= Beginning of Section =

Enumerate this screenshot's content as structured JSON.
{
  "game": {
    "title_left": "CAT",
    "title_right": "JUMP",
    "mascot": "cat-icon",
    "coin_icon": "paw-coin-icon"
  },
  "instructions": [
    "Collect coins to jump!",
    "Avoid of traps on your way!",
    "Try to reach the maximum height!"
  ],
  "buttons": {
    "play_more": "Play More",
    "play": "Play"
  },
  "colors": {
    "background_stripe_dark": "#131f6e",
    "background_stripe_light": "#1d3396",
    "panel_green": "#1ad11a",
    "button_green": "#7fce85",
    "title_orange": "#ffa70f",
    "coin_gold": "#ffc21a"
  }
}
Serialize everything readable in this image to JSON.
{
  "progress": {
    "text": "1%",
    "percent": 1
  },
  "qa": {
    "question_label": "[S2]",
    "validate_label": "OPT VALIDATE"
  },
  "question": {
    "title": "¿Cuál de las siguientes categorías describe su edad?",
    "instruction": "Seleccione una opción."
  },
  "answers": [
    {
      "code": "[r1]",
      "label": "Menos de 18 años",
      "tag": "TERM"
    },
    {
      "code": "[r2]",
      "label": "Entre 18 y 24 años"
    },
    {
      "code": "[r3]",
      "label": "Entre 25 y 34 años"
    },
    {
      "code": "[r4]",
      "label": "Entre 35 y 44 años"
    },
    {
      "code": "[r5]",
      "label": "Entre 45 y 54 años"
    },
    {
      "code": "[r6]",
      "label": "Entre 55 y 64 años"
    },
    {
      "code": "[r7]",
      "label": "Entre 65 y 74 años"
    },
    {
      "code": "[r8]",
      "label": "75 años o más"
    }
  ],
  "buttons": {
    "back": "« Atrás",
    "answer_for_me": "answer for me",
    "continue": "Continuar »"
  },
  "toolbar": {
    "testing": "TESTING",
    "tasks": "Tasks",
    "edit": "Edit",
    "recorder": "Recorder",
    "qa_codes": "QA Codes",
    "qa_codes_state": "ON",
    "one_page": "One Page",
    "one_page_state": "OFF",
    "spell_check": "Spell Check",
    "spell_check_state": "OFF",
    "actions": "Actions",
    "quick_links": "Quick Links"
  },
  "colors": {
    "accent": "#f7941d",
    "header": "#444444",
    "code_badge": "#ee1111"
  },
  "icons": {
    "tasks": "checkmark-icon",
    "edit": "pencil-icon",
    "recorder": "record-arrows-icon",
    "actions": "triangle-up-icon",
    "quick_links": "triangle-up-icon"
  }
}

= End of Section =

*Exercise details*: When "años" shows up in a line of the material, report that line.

*Result of this task*:
      "label": "Menos de 18 años",
      "label": "Entre 18 y 24 años"
      "label": "Entre 25 y 34 años"
      "label": "Entre 35 y 44 años"
      "label": "Entre 45 y 54 años"
      "label": "Entre 55 y 64 años"
      "label": "Entre 65 y 74 años"
      "label": "75 años o más"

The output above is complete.